With a trade history of over 500 years, India and Germany are linked by a common past of economic cooperation. Over the years, not only has the bilateral trade increased but German companies have discovered new business and investment opportunities in India and so have the Indian firms in Germany. Already in the 16th century, Jakob Fugger, a merchant and banker from Augsburg, financed the voyage of the first German ships to Goa, thus opening up the trade route between Germany and India. Between the 16th and the 18th centuries, a number of German companies were established with the aim of trading with Indian and other East Asian countries. In the 19th century it was the German company Siemens who built the first telegraph connection between Kolkata and London, via Berlin.
Current trade and investment relationship
In recent times the success story continues as both countries extend their business relationship:
• More than 1700 German companies are active in India, providing around 400,000 direct and indirect jobs. Out of these, about 1000 are 100% subsidiaries and balance are liaison offices, joint ventures and agencies. Germany is India's largest trading partner in Europe and among India's top ten global trade partners.
• Bilateral trade between the two countries in 2019 was valued at more than EUR 21.3 billion.
• Germany is the 7th largest foreign direct investor in India and Germany's total foreign direct investment in India from 2000 until June 2020 amounted to approx. USD 12 billion.
• Vice versa, Indian investments in Germany have remarkably increased over the last few years. Indian corporate entities have invested over EUR 6.5 billion in Germany, especially in sectors of IT, automotive, pharma and biotech. Today, there are more than 200 Indian companies operating in Germany.
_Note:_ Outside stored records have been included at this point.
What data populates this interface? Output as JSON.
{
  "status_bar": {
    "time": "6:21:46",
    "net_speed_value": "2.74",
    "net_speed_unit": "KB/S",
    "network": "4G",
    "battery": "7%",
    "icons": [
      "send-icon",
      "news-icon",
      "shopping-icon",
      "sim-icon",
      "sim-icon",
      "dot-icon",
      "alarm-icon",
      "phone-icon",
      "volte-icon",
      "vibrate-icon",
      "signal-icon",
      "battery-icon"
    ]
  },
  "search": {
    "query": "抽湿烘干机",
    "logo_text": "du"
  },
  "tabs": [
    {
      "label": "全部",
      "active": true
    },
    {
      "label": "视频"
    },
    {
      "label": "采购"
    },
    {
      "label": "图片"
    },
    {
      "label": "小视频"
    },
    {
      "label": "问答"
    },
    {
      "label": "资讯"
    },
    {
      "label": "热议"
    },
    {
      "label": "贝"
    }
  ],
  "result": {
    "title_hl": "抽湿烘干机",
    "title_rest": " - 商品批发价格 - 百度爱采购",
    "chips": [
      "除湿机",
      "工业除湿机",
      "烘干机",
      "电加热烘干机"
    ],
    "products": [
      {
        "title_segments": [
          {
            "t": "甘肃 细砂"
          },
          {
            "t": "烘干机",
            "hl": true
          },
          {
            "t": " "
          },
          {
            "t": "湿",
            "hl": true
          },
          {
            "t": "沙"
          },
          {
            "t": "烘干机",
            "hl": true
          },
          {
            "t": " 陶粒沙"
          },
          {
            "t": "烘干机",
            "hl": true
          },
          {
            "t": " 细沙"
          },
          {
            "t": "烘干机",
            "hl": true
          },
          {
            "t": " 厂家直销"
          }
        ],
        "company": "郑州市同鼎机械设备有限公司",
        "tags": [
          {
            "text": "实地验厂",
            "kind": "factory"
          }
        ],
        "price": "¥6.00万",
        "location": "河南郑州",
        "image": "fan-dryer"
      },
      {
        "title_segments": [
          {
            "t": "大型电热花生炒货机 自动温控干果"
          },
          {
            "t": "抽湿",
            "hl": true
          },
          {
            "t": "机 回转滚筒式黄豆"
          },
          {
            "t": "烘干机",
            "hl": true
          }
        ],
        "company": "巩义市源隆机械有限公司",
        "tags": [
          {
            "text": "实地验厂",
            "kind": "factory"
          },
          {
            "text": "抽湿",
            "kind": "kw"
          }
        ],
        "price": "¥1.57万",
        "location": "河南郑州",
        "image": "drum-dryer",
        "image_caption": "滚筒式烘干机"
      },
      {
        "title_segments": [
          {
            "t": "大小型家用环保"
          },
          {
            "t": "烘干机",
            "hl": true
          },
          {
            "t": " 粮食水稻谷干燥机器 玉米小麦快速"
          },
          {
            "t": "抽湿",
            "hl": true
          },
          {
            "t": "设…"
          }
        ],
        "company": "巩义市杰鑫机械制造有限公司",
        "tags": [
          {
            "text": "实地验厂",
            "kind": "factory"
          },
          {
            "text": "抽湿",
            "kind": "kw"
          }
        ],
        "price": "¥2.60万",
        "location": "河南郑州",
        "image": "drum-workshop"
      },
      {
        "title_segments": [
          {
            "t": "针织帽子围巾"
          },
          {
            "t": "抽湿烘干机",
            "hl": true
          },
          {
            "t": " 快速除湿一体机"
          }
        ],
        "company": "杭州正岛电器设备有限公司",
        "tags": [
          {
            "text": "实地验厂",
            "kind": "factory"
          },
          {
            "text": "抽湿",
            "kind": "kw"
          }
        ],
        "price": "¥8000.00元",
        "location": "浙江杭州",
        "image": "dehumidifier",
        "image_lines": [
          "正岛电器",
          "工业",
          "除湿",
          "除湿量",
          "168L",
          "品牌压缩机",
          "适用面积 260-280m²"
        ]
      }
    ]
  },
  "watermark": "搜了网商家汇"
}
• The strong bilateral economic ties are also expressed in the constantly growing number of business and employment visas being issued by the German Embassy and Consulates in India: in 2019, 7575 employment visas for long-term stays and more than 78,000 short-term business-related visa were issued.
German Embassy and Consulates
The German Embassy and Consulates in India have dedicated departments to handle and intensify our cooperation in the field of economic affairs. The Economic Department of the German Embassy in New Delhi also integrates seconded experts from federal ministries other than the Federal Foreign Office, such as Ministry for Economic Affairs and Energy (BMWi), Ministry for Transport and Digital Infrastructure (BMVI), Ministry of Finance (BMF), Ministry for the Environment, Nature Conservation and Nuclear Safety (BMU), Ministry of Labour and Social Affairs (BMAS) as well as the German Industry.
Apart from monitoring and analyzing the economic situation and regulatory framework, our missions have regular interactions with Indian policymakers, industry chambers, institutions and companies. The Embassy also works closely together with the EU Delegation and EU Member States Representations on issues of common interests.
Organizations and programmes promoting bilateral trade and investment
Our bilateral cooperation has been witnessing a great engagement in number of areas for the last few years. With an aim to nurture it, both the Governments and private stakeholders from both sides interact regularly in the areas of agriculture, energy and environment, transport and quality infrastructure, export control, digitalization, urbanization, financial and social affairs, higher education, vocational education and training through joint working groups, forums, committee meetings and consultations.
Bilateral industry chambers and investment promotion organizations such as Indo German Chamber of Commerce and GTAI (Germany Trade and Invest), together with the German Government, represent the so-called three pillar structure of bilateral economic relations, strengthening trade and investment relations. Several German states (Bundeslaender) have also established their offices in India to promote trade and investment relations among individual states on both sides.
The so-called Fast Track Mechanism for German companies in India has been set up in order to facilitate the realization of business opportunities and to address recurring regulatory issues. In the past few years, more than 20 cases of business concerns were integrated into the Fast Track Mechanism and through their successful conclusion have thereby contributed to India’s ranking in the Ease of Doing Business Index. The mechanism has been duplicated for Indian companies in Germany where it is being handled by the Indian Embassy in Berlin.
Another example of a very successful bilateral cooperation is the Indo-German Manager Training Programme supported by the German Government and implemented in close cooperation with German Development Agency GIZ, Indian Department for Investment and International Trade Promotion (DPIIT) as well as the Indian Industry Associations CII and FICCI. Over 750 Indian managers have so far taken a month long training in Germany on doing business with German companies. Application of gained knowledge received during this programme has helped these managers to give remarkable stimulus to their businesses.